by Djop Tabaranza

Right about this time of the year, the migratory birds that we have enjoyed over the past few months are beginning their northward return flight to their breeding grounds.  This past migration season, we have been awed by sightings of rare spoonbills, curlews, and huge flocks of gulls and terns but we often overlook the smaller members of the shorebird group – the plovers.  Here are a few plover species that you might be missing out on your checklists with photos and descriptions of the field marks to look out for when identifying them in the field.

Kentish Plover (Charadrius alexandrinus)

  • 17.5cm (7”)
  • has incomplete breast band
  • look for thin white collar

Lesser Sand-Plover (Charadrius mongolus)

  • 19cm (7.5”)
  • has broad incomplete breast band
  • no white collar

Little Ringed-Plover (Charadrius dubius)

  • 16.6cm (6.5”)
  • has distinctive yellow eye-ring against black face mask in breeding plumage.
  • has complete black breast band
  • has thin white collar

Asian or Pacific Golden Plover (Pluvialis fulva)

  • at 23cm (9”) is one of the larger species of plovers
  • distinguished by gold and black spots on its upper parts
  • pale greyish brown underparts in non-breeding plumage become black during breeding

Identifying these smaller waterbirds especially when they are in large mixed flocks can be daunting even for experienced birders. I hope this article encourages you to look closer and try to identify the smaller waterbirds scurrying around mudflats, sandy shores and rice fields. Happy birding!

One thought on “Birdwatching 101: Plovers in the Air (and Mudflats)

  1. This is really helpful! It’s in the Kennedy Guide for sure, but this presentation really makes it easier to understand. More please! 🙂

Write Your Comments Here

Fill in your details below or click an icon to log in:

WordPress.com Logo

You are commenting using your WordPress.com account. Log Out /  Change )

Google photo

You are commenting using your Google account. Log Out /  Change )

Twitter picture
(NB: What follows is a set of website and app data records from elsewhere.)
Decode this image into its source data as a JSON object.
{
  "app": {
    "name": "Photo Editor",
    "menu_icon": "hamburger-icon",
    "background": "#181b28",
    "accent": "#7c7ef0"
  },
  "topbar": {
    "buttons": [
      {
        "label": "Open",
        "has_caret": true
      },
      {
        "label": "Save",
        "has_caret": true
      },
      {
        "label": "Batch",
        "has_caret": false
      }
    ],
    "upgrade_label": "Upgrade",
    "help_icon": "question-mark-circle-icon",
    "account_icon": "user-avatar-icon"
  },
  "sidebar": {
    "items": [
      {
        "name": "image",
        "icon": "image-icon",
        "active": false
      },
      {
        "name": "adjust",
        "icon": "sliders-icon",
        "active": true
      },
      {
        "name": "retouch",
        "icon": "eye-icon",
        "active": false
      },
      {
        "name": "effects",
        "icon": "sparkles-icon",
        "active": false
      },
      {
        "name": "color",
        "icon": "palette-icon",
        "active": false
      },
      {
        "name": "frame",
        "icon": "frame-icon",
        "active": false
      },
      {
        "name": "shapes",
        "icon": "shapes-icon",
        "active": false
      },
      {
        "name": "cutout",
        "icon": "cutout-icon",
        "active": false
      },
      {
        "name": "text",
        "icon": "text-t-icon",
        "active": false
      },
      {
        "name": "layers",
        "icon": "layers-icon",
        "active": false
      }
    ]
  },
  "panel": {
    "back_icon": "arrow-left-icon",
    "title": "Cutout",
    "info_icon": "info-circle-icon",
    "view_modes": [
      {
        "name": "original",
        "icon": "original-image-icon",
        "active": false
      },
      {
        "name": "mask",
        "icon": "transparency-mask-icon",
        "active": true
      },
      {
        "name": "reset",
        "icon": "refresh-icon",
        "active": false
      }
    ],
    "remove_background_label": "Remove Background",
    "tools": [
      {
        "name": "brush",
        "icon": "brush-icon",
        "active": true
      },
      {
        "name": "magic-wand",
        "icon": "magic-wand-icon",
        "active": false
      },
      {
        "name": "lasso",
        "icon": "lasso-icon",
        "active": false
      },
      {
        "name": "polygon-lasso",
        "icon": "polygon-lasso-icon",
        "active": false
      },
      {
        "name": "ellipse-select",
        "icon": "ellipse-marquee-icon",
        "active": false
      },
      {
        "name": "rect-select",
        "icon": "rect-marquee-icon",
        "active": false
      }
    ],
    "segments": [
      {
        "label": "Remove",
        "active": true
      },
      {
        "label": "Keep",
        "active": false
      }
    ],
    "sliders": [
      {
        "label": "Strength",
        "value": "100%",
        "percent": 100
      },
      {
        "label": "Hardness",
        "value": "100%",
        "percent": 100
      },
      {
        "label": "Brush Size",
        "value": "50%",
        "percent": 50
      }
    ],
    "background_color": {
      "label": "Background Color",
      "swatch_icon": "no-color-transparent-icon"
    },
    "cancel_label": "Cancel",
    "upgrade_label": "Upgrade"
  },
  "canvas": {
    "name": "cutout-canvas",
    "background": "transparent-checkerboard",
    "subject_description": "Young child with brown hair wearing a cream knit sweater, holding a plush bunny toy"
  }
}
You are commenting using your Twitter account. Log Out /  Change )

Facebook photo

You are commenting using your Facebook account. Log Out /  Change )

Connecting to %s